--- START ---

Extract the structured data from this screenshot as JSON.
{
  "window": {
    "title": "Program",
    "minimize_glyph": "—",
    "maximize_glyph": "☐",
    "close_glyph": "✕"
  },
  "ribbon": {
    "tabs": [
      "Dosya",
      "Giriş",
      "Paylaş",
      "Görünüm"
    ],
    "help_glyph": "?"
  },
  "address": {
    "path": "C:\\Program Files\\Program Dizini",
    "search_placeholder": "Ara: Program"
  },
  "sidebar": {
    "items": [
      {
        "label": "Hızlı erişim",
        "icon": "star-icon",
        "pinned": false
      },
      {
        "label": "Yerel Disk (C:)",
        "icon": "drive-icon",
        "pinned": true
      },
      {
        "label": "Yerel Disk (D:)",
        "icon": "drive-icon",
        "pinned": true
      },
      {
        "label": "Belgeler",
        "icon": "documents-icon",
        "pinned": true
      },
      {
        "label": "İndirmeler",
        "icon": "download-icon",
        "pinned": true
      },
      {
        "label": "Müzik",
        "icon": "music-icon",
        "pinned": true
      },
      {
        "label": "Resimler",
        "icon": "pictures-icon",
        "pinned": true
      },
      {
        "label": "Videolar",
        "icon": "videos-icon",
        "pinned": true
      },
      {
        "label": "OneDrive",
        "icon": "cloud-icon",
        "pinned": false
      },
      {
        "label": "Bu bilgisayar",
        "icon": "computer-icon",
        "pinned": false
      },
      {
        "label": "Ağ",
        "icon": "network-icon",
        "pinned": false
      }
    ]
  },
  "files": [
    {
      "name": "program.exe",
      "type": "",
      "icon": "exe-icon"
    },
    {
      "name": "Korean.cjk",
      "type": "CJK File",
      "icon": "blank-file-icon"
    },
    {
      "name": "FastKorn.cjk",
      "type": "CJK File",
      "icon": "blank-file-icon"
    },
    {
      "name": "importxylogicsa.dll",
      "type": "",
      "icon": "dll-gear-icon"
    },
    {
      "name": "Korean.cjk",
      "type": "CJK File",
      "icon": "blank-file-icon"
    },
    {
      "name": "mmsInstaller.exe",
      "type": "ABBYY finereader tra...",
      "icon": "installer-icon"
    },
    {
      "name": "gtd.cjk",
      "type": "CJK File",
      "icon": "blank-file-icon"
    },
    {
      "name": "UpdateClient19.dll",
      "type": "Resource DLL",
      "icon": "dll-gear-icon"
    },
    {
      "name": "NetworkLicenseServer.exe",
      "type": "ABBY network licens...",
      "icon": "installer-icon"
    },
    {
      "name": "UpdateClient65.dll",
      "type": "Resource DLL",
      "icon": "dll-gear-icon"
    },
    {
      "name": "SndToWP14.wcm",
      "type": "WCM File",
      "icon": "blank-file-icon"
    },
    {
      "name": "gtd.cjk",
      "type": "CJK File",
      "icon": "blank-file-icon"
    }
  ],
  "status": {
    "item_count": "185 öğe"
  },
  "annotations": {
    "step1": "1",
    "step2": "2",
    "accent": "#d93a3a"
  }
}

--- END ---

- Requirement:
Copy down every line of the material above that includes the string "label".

- Result for this task:
        "label": "Hızlı erişim",
        "label": "Yerel Disk (C:)",
        "label": "Yerel Disk (D:)",
        "label": "Belgeler",
        "label": "İndirmeler",
        "label": "Müzik",
        "label": "Resimler",
        "label": "Videolar",
        "label": "OneDrive",
        "label": "Bu bilgisayar",
        "label": "Ağ",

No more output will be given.